Anyway Ben, since you are co-author of CAA, do you really feel that the CAA would help in this particular case? Correct me if I am wrong, but the CAA proposal is a way of saying: "If you are nice, don't issue a cert" and if you don't get all CAs in the TA store, you gain no protection against rogue, malicious or hacked CA issuing a certificate for domain "protected" by CAA.

Paul van Brouwershaven said...

@Ondřej Having a DNSSEC Validator add-on for Chrome is nice, but this will not really help for a wide spread use of DNSSEC I think.

It would be a huge step forward if Google would decide integrate a plugin like dnssec-validator.cz by default.

sf-sfritsch said...

This doesn't seem useful for certificates with several SubjAltNames. An attacker could create a certificate for www.evil.com and www.ebay.com, use it on www.evil.com until it shows up in the TXT record with high numbers, and then use it to MITM connections to www.ebay.com.

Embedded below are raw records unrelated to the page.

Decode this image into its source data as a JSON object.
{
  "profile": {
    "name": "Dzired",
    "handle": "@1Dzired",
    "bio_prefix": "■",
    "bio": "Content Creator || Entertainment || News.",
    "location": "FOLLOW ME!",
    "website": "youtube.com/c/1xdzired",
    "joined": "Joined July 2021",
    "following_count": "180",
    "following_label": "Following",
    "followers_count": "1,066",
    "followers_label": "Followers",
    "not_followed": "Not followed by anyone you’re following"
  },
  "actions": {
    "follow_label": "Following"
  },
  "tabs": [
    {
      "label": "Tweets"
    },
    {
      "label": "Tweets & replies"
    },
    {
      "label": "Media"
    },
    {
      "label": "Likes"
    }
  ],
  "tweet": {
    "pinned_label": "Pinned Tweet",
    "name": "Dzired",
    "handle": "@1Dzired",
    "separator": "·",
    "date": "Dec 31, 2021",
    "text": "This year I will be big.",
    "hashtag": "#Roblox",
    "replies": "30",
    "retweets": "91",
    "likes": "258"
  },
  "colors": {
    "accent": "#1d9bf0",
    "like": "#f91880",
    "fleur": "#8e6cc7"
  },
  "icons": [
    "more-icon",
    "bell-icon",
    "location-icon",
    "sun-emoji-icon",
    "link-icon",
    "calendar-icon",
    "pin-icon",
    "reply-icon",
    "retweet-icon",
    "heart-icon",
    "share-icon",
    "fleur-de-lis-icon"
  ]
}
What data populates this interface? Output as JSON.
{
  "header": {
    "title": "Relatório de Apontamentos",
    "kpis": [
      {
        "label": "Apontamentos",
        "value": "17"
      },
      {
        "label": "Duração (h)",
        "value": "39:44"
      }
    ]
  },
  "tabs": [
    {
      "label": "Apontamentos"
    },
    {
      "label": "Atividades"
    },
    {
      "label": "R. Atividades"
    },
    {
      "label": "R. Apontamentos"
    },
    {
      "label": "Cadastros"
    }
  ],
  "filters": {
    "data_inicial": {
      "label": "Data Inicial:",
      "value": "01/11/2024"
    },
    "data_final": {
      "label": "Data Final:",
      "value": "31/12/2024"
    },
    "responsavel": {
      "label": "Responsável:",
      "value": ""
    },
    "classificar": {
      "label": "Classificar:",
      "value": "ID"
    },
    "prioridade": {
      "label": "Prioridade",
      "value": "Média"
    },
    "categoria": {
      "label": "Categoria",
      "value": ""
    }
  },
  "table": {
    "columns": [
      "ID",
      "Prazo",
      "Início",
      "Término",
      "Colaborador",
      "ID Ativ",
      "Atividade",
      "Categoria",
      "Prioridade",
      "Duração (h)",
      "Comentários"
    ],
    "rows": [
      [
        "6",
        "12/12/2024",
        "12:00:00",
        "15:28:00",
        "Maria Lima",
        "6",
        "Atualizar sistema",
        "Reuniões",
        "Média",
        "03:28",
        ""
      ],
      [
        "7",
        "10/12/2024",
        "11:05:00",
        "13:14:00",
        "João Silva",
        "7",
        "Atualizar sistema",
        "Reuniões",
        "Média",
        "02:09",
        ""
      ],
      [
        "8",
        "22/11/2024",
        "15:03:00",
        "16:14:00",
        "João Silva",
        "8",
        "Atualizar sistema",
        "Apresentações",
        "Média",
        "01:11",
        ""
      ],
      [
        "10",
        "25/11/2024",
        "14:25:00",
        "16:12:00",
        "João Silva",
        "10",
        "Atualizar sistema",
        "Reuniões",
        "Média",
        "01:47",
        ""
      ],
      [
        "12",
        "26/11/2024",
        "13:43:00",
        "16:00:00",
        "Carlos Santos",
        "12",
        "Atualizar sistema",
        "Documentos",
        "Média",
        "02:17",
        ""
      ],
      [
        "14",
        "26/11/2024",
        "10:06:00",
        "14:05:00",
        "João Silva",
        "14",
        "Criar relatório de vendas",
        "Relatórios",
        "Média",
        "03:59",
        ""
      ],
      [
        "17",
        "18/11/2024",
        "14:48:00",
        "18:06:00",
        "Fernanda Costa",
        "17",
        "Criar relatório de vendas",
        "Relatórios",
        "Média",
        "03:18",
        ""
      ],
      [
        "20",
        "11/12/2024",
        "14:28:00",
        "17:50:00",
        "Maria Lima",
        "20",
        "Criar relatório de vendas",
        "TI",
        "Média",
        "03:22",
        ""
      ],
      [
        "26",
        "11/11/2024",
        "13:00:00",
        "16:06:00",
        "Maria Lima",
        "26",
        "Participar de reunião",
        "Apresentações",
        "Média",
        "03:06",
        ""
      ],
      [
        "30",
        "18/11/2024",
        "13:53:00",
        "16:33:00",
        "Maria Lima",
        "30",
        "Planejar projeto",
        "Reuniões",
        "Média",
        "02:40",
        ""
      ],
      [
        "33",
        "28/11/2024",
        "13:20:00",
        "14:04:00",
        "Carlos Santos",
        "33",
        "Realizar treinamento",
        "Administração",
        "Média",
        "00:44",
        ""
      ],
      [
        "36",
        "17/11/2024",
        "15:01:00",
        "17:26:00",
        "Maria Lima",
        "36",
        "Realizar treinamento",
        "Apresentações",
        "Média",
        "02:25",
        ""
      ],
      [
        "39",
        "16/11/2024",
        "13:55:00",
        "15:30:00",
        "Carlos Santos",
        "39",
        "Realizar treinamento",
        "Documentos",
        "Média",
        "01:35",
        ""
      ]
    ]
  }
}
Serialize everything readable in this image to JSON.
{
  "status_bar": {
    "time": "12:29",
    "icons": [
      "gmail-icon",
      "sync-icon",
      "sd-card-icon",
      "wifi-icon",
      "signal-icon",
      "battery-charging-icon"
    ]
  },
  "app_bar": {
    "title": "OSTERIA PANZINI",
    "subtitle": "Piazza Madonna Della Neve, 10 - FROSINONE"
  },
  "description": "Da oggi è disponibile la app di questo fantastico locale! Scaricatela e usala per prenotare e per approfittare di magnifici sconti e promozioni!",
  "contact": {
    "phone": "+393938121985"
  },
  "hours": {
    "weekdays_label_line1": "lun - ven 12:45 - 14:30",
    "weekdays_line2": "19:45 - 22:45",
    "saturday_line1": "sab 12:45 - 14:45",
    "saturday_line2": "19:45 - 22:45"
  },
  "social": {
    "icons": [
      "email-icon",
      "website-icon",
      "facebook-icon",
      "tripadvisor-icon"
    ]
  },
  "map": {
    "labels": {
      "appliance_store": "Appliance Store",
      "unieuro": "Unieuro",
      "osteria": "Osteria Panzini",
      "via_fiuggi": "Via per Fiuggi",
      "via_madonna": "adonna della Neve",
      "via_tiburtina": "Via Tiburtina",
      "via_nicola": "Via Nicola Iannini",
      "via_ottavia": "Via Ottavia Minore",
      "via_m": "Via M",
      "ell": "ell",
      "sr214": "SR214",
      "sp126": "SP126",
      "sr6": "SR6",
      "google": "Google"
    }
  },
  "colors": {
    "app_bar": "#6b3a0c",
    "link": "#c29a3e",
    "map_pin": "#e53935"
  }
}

The TXT record should include the domain name for which the certificate has been seen (or at least a hash of the domain name).

Von said...

One question about the Catalog's semantics - if a certificate is revoked, is it removed from the catalog?

John said...

There are 2 easy solutions to make sure this Comodo scenario doesn't repeat itself...
1. Use Extended Validation (EV) SSL, that shows the green bar and the actual organization's name that owns the domain the SSL is issued to. The process for verifying info in an EV SSL is manual and audited annually for each CA.
2. Browsers should NEVER trust any CA root that allows its resellers to do their own ownership validation for their SSL customers. This is gross irresponsibility and sheer laziness on Comodo's part to allow it in the first place.

Our site www.secure128.com processes thousands of SSL orders from various CA's annually and would never take on the legal responsibility of verifying domain ownership... isn't that what you pay the Certificate Authority to do in the first place??

Ambarish Malpani said...

Hi Ben,
Good idea! If you want this to be successful, please add a Chrome extension that automatically shows this data when you go to a site via SSL.

Ramblings of a Nutty Swiss said...

I've always wondered why browsers don't give you the option to warn you when a certificate for a site changes. Keep a cache, and if it's different, give the user options to react.

Any number of things can be done to help and/or give a gradation of how "bad" things are.

Cache-hit+Verified+Valid+No-CRL+etc == great
Cache-miss+Verified+Valid+No-CRL+etc == good
etc, etc

Mickey said...

It Bothers me that the Military's SSL certificates have been out of date since 2001! Of course it might just be more secure to just keep your network locked down and secure in teh first place but What do I know. I want to be a SAN Storage mojo

Matt P. said...

@Ramblings of a Nutty Swiss: the Certificate Patrol extension (http://patrol.psyced.org/) for Firefox does this, with some attempt to judge changes as "maybe ok". I have not seen what it looks like for detecting a "bad" cert change.

arkanoid said...

If it is not DNSSEC signed, how do I know the response is not forged?

Lennie said...

@arkanoid The parent zone (.com) says if the child zone (google.com) is supposed to be signed.

paulej said...

DNSSEC does not have to be universally deployed to be useful now. The .com TLD and several other TLDs now support DNSSEC. So, some domain owners can enable it today. ietf.org, for example, is using DNSSEC. If the web browser would honor either the existing trust chain used by TLS today *or* the DANE records discussed in the article, then we could move forward. Why wait for the whole world to use DNSSEC before moving forward?

Fengmin Gong said...

Hi Ben, I just recently learned about the Google Cert catalog. When I tried it from shell I did not get the result (3 numbers) as you illustrated. Is the service still running? Can you point me to any updated info? Regards.